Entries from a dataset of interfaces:

○ ○ ○

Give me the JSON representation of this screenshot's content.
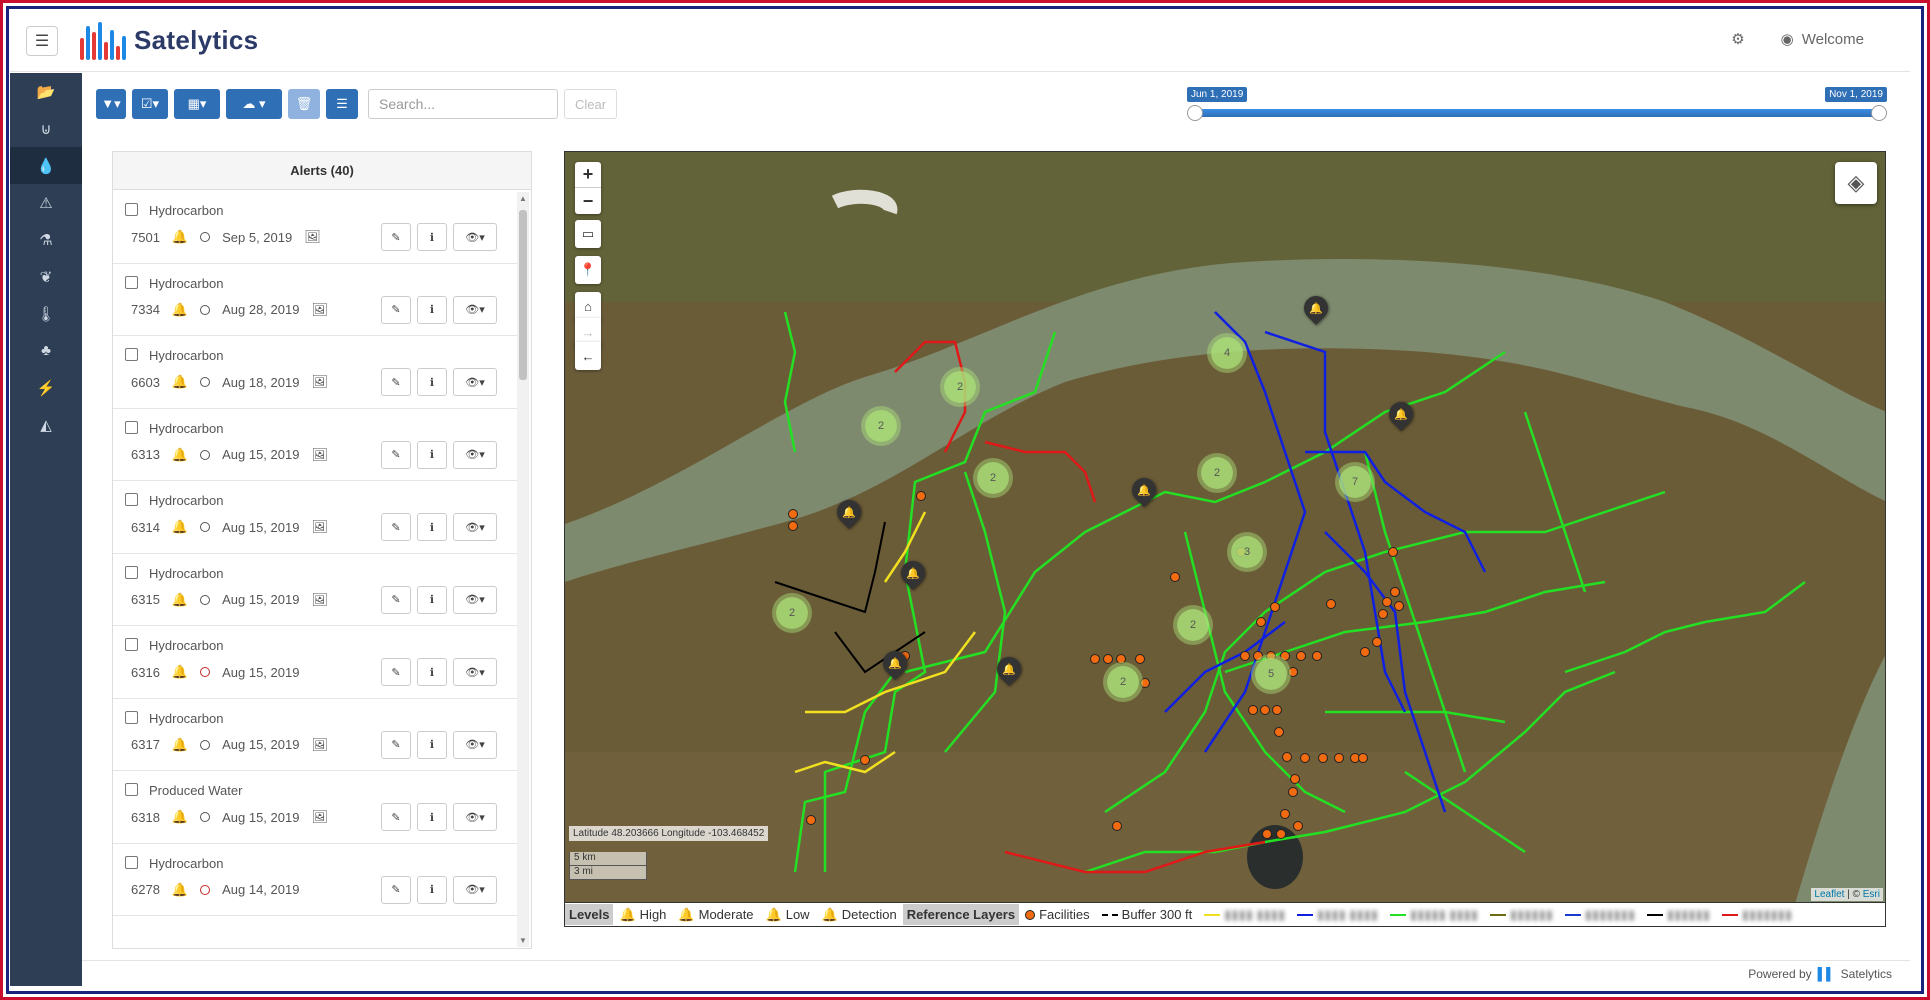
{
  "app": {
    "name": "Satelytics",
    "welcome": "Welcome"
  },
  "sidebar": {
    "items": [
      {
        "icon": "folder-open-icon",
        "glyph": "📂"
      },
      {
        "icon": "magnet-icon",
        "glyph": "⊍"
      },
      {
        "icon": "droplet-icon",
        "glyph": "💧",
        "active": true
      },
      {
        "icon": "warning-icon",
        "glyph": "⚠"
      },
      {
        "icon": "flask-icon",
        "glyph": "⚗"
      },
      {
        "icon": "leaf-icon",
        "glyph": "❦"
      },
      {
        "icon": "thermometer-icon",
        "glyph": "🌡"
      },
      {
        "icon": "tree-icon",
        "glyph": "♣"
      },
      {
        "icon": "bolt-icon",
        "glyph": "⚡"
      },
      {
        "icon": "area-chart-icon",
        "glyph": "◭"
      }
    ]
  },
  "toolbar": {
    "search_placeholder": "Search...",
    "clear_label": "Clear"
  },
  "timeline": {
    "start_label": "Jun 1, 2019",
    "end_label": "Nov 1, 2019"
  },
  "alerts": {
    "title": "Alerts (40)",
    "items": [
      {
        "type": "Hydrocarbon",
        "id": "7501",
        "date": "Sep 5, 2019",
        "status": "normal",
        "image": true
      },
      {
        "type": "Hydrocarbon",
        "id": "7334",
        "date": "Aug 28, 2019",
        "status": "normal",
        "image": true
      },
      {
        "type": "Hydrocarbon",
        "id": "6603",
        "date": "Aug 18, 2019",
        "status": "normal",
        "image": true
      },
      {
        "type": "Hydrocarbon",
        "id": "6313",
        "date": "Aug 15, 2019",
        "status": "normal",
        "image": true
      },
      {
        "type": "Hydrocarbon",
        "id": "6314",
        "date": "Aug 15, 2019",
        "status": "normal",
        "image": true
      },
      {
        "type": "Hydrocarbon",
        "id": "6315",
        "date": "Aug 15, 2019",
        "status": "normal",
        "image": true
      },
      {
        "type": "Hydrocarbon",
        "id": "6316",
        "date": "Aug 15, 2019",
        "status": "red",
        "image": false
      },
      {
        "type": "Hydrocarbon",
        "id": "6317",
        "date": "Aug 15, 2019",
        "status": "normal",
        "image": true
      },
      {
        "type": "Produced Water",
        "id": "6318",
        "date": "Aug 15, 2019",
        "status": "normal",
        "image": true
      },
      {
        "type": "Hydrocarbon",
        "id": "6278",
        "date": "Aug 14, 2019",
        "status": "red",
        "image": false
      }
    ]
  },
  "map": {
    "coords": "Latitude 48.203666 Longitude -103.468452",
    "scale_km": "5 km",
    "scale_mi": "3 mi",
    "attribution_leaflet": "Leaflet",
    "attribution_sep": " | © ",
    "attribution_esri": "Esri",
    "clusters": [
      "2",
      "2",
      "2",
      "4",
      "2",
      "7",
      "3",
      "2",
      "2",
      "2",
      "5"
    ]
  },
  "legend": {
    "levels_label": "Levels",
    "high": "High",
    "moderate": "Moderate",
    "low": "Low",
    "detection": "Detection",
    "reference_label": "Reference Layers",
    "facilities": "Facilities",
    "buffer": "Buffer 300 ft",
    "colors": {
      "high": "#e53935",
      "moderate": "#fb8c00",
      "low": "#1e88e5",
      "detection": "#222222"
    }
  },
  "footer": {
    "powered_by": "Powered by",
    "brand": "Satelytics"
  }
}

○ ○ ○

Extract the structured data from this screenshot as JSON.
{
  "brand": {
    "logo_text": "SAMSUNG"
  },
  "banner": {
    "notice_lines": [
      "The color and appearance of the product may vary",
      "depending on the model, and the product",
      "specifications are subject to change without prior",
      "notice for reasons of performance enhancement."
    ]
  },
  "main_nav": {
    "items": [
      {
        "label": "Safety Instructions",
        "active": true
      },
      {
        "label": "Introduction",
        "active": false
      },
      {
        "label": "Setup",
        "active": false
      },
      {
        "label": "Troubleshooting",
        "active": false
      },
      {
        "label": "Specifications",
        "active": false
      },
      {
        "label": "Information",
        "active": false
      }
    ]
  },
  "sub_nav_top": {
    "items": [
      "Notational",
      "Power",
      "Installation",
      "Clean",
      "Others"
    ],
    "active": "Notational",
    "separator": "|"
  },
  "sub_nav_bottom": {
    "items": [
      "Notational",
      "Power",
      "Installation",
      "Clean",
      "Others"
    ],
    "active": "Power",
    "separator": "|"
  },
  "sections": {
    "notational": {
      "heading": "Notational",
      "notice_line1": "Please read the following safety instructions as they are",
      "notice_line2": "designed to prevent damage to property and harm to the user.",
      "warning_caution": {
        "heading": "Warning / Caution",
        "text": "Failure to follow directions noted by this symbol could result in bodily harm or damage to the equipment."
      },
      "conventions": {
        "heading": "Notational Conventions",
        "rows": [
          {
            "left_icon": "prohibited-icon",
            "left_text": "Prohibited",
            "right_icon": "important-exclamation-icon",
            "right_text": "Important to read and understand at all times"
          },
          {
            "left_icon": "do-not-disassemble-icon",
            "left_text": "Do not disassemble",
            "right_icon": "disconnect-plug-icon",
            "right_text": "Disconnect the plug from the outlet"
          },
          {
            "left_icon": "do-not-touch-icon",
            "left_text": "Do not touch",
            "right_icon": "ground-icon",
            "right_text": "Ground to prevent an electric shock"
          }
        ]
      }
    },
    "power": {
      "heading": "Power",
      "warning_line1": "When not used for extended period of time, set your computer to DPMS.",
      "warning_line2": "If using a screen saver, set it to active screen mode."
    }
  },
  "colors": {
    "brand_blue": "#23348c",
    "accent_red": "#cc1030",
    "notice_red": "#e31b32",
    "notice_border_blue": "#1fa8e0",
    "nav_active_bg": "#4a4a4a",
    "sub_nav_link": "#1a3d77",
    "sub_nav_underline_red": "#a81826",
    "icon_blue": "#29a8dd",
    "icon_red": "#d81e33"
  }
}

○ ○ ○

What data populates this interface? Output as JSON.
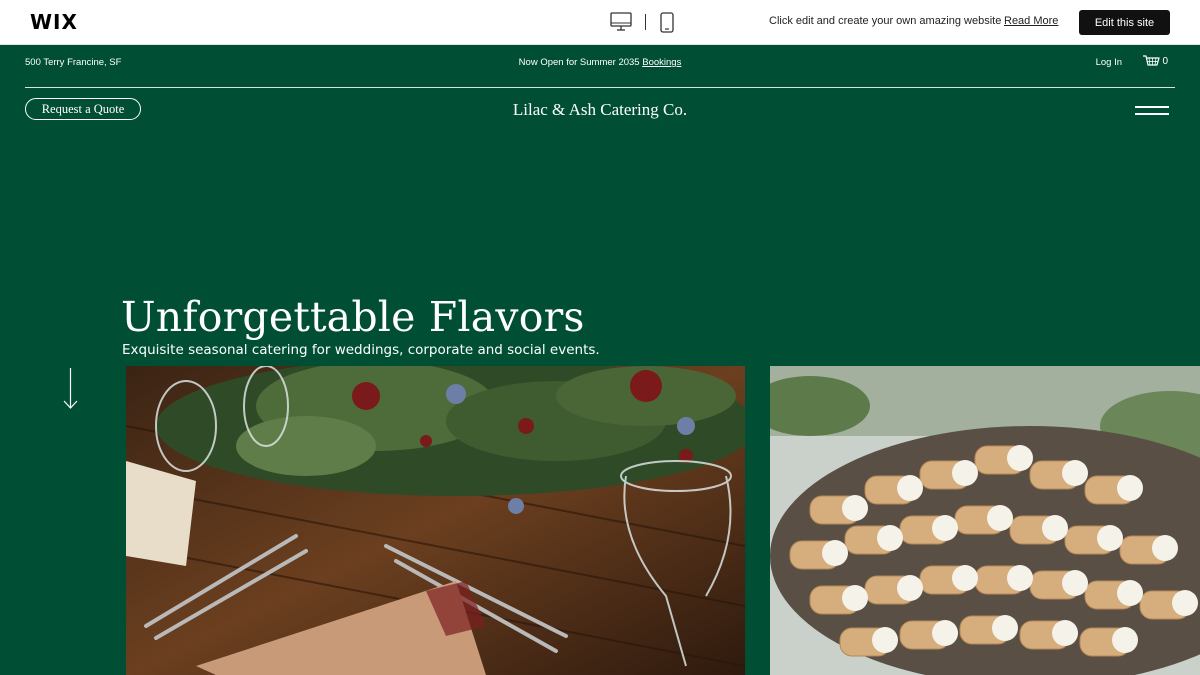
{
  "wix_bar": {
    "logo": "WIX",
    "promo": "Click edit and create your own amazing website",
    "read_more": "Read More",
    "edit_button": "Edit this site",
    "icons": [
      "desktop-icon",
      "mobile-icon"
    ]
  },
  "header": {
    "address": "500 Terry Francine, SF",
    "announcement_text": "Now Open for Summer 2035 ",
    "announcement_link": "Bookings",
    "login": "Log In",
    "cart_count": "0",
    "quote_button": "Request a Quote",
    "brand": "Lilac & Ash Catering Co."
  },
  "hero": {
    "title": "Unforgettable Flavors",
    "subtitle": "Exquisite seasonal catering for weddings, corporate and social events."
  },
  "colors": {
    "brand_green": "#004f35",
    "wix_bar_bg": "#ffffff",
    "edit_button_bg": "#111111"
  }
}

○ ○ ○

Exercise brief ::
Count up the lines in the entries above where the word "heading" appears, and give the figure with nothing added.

Task output ::
4